Hardly a week ago, northern Utah’s mountains were dry, balmy and brown, a strange feel for December in a place supposedly world famous for its snow.
By Saturday, however, the central Wasatch was blanketed in the frosty mantle of winter. Many of the ski areas were in full swing, welcoming droves of skiers — local and tourists alike.
The infusion of snowfall and cold temperatures just before the holidays prompted sighs of relief for Utah’s billion-dollar ski industry.
“The snow came in the nick of time,” said Nathan Rafferty, president of Ski Utah, the industry’s marketing arm. “No matter how long you have lived here, you get worried.
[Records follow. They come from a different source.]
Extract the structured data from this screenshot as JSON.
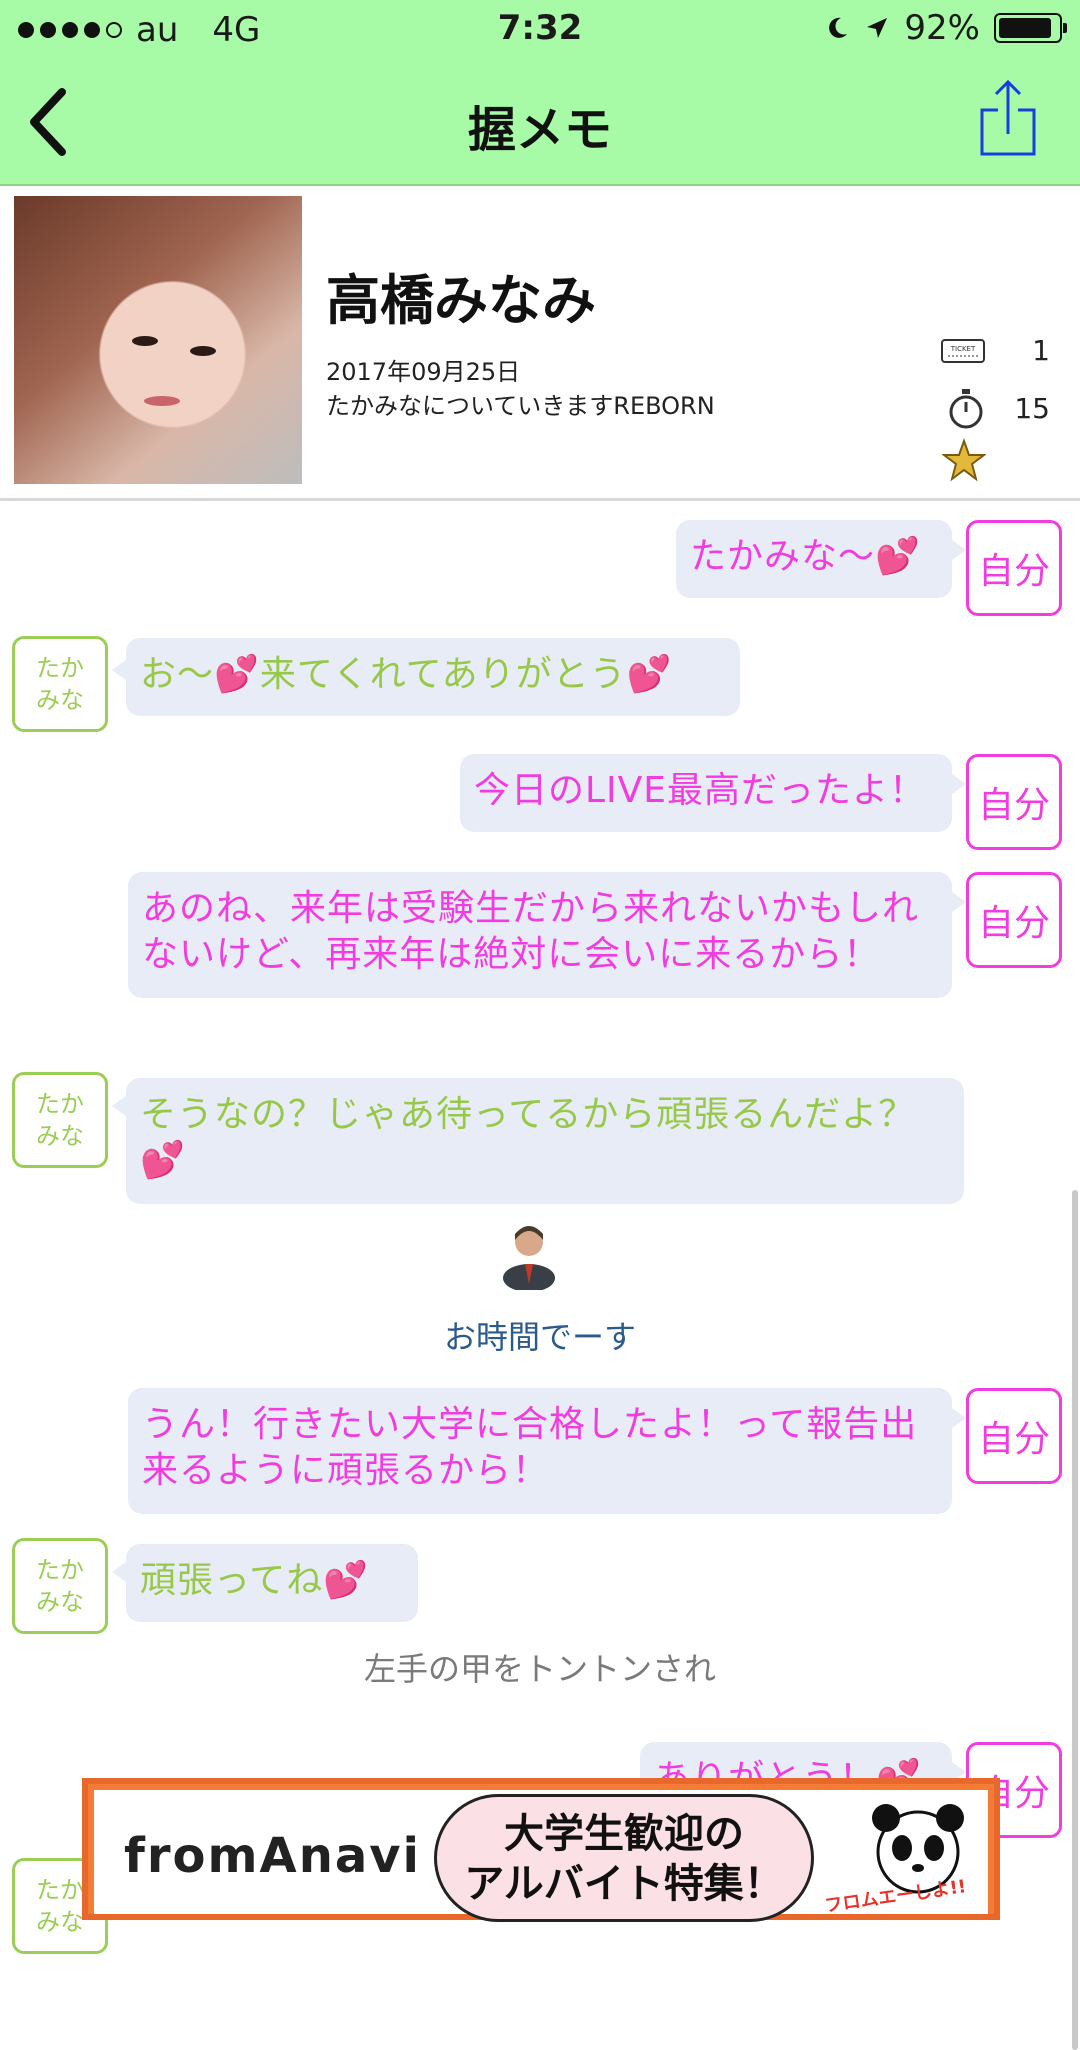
{
  "status_bar": {
    "carrier": "au",
    "network": "4G",
    "time": "7:32",
    "battery": "92%",
    "battery_level": 0.92
  },
  "navbar": {
    "title": "握メモ"
  },
  "profile": {
    "name": "高橋みなみ",
    "date": "2017年09月25日",
    "event": "たかみなについていきますREBORN",
    "tickets": "1",
    "seconds": "15"
  },
  "tags": {
    "self": "自分",
    "other_line1": "たか",
    "other_line2": "みな"
  },
  "messages": [
    {
      "from": "self",
      "text": "たかみな〜",
      "heart": "💕"
    },
    {
      "from": "other",
      "text": "お〜",
      "heart1": "💕",
      "text2": "来てくれてありがとう",
      "heart2": "💕"
    },
    {
      "from": "self",
      "text": "今日のLIVE最高だったよ！"
    },
    {
      "from": "self",
      "line1": "あのね、来年は受験生だから来れないかもしれ",
      "line2": "ないけど、再来年は絶対に会いに来るから！"
    },
    {
      "from": "other",
      "line1": "そうなの？じゃあ待ってるから頑張るんだよ？",
      "heart": "💕"
    },
    {
      "from": "self",
      "line1": "うん！行きたい大学に合格したよ！って報告出",
      "line2": "来るように頑張るから！"
    },
    {
      "from": "other",
      "text": "頑張ってね",
      "heart": "💕"
    },
    {
      "from": "self",
      "text": "ありがとう！",
      "heart": "💕"
    }
  ],
  "notices": {
    "time_up": "お時間でーす",
    "action": "左手の甲をトントンされ"
  },
  "ad": {
    "brand": "fromAnavi",
    "line1": "大学生歓迎の",
    "line2": "アルバイト特集！",
    "mascot_text": "フロムエーしよ!!"
  },
  "colors": {
    "header_bg": "#a8fba6",
    "self_text": "#f13ce0",
    "other_text": "#98c84a",
    "bubble_bg": "#e8ecf7",
    "notice_text": "#2b5a8c"
  }
}
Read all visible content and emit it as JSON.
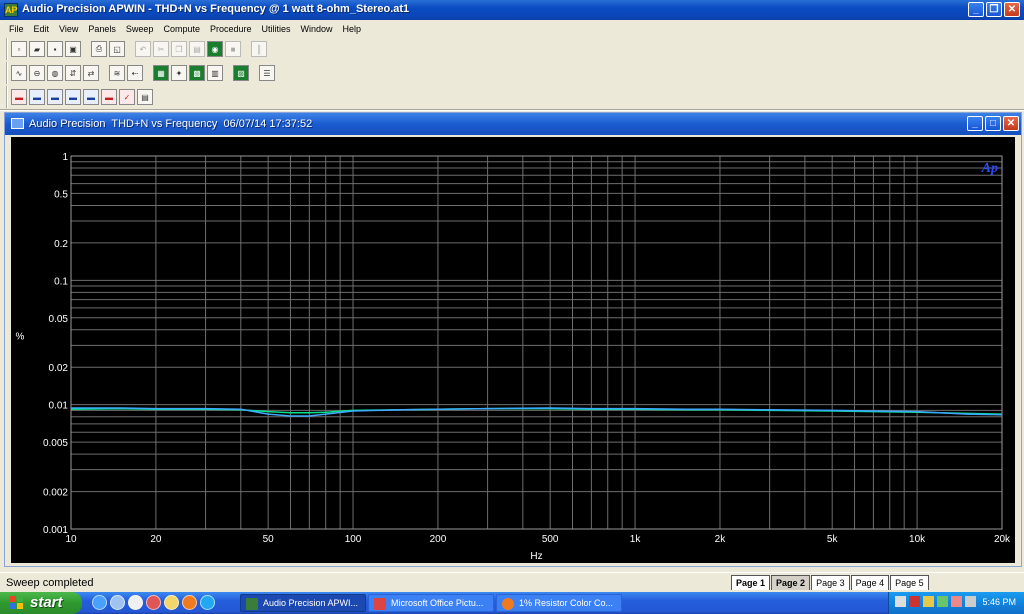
{
  "window": {
    "title": "Audio Precision APWIN - THD+N vs Frequency @ 1 watt 8-ohm_Stereo.at1",
    "app_icon_text": "AP",
    "min_glyph": "_",
    "max_glyph": "❐",
    "close_glyph": "✕"
  },
  "menu": [
    "File",
    "Edit",
    "View",
    "Panels",
    "Sweep",
    "Compute",
    "Procedure",
    "Utilities",
    "Window",
    "Help"
  ],
  "child_window": {
    "title": "Audio Precision  THD+N vs Frequency  06/07/14 17:37:52",
    "min_glyph": "_",
    "max_glyph": "□",
    "close_glyph": "✕"
  },
  "chart_data": {
    "type": "line",
    "title": "",
    "xlabel": "Hz",
    "ylabel": "%",
    "x_scale": "log",
    "y_scale": "log",
    "xlim": [
      10,
      20000
    ],
    "ylim": [
      0.001,
      1
    ],
    "x_ticks": [
      10,
      20,
      50,
      100,
      200,
      500,
      1000,
      2000,
      5000,
      10000,
      20000
    ],
    "x_tick_labels": [
      "10",
      "20",
      "50",
      "100",
      "200",
      "500",
      "1k",
      "2k",
      "5k",
      "10k",
      "20k"
    ],
    "y_ticks": [
      1,
      0.5,
      0.2,
      0.1,
      0.05,
      0.02,
      0.01,
      0.005,
      0.002,
      0.001
    ],
    "y_tick_labels": [
      "1",
      "0.5",
      "0.2",
      "0.1",
      "0.05",
      "0.02",
      "0.01",
      "0.005",
      "0.002",
      "0.001"
    ],
    "grid": true,
    "logo": "Ap",
    "series": [
      {
        "color": "#00e08a",
        "x": [
          10,
          15,
          20,
          30,
          40,
          50,
          60,
          70,
          80,
          100,
          150,
          200,
          300,
          500,
          700,
          1000,
          1500,
          2000,
          3000,
          5000,
          7000,
          10000,
          15000,
          20000
        ],
        "values": [
          0.0092,
          0.0093,
          0.0092,
          0.0092,
          0.0091,
          0.0088,
          0.0086,
          0.0086,
          0.0087,
          0.009,
          0.0091,
          0.0092,
          0.0093,
          0.0093,
          0.0092,
          0.0092,
          0.0091,
          0.0091,
          0.009,
          0.0089,
          0.0088,
          0.0087,
          0.0085,
          0.0084
        ]
      },
      {
        "color": "#3fa8ff",
        "x": [
          10,
          15,
          20,
          30,
          40,
          50,
          60,
          70,
          80,
          100,
          150,
          200,
          300,
          500,
          700,
          1000,
          1500,
          2000,
          3000,
          5000,
          7000,
          10000,
          15000,
          20000
        ],
        "values": [
          0.0094,
          0.0094,
          0.0093,
          0.0093,
          0.0092,
          0.0084,
          0.0081,
          0.0081,
          0.0084,
          0.0089,
          0.0091,
          0.0092,
          0.0093,
          0.0094,
          0.0093,
          0.0093,
          0.0092,
          0.0092,
          0.0091,
          0.009,
          0.0089,
          0.0088,
          0.0084,
          0.0083
        ]
      }
    ]
  },
  "status": {
    "text": "Sweep completed",
    "pages": [
      "Page 1",
      "Page 2",
      "Page 3",
      "Page 4",
      "Page 5"
    ]
  },
  "taskbar": {
    "start_label": "start",
    "tasks": [
      "Audio Precision APWI...",
      "Microsoft Office Pictu...",
      "1% Resistor Color Co..."
    ],
    "clock": "5:46 PM"
  }
}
Is there going to be enough snow this year? That can change quickly and it did. It’s a winter wonderland.”
By Saturday afternoon, Solitude Mountain Resort, which received 31 inches in the latest snowstorm, had more than half its terrain open and all but the Honeycomb Return lift running, according to spokeswoman Sara Huey.
But there are still two wild cards looming over Utah’s ski season: The nation’s labor shortage and a variant-driven COVID-19 resurgence. However, neither appears to be disrupting operations at this point, according to resort representatives.
“We’ve been doing fairly well on staffing. We increased our minimum wage to $15 per hour. That has been helpful,” said Huey, who was expecting a full house at the Big Cottonwood Canyon resort Saturday. “A ski area always has jobs posted for servers, shuttle drivers, things like that. We are at more than the bare minimum for operations.”
While the resorts in the Cottonwood canyons have most of their terrain open under a 5-foot base of snow, the Wasatch Back resorts are not so blessed. Terrain options at Deer Valley and Park City remain limited due to low coverage, but that is expected to change with the arrival of more snow this week.
On Saturday, Park City Mountain Resort had opened just 33 of its 356 runs and none of its terrain parks, running 17 of its 42 lifts. Alta, by contrast, was operating all five of its lifts with 84 of its 116 runs open.
“Resorts’ priority is getting terrain open,” Rafferty said. “They’ll run short in other areas to keep the mountain open.”
Park City’s skiable terrain is so vast — around 7,300 acres stretching from Jupiter Bowl north to Murdock Peak — that 9% of it still rivals other Utah ski areas. At Solitude, at least 40 of its 82 named runs are open.
“Honeycomb, Highway to Heaven, Evergreen Peaks, those areas around the fringe of our boundaries, it will depend on snow cover,” Huey said. “When the snow comes, it will also depend on the avalanche hazard. As that snow lays down, it depends on the ability of [the ski patrol] to mitigate that hazard in a reliable way so [that] we can open those areas for skiing in bounds.”
And while the past week’s storm was a welcome break in dry weather, much of the state remains in extreme drought. Utah’s snowpack is still only about three-fourths of the average for this point in the year, according to the Natural Resources Conservation Service.
The winter of 2020-21 produced one of the thinnest snowpacks on record, leaving Utah’s reservoirs seriously depleted and slopes bony, yet skiers filled the resorts like never before. Despite the coronavirus pandemic, or maybe because of it, last winter saw a record 5.3 million skier visits in Utah, according to Ski Utah.
Barring a pandemic lockdown, the state should expect more of the same this year.
“The travel trends that we’ve seen reported people are eager to take ski vacations this year,” said Alison Palmintere, Ski Utah’s director of communications. “We have resorts that are drivable from other states. We are excited the borders are open, and we are excited to welcome back some of our international visitors as well.”
Meanwhile, advanced bookings are strong, according to Rafferty.
“It’s misleading to compare with last year. It was very last-minute bookings. People weren’t sure what to expect,” Rafferty said. “People [this year] are more comfortable getting on a plane to travel. That’s good for the economy. Those destination skiers spend three times more than local skiers, renting skis, going out to eat.”
With the return of snowfall, so rose the avalanche risk, which was characterized as “considerable” across the Wasatch by the Utah Avalanche Center.
“Today has accident written all over it,” forecaster Drew Hardesty wrote in Saturday’s forecast. Human-triggered slides hundreds of feet across and 2 to 4 feet deep “are likely” on steep slopes facing northwest to east, the forecast warned.
In fact, a slide Friday buried a skier in Big Cottonwood Canyon’s Silver Fork. His two companions were able to rescue him unharmed after 10 harrowing minutes under the snow, the center reported.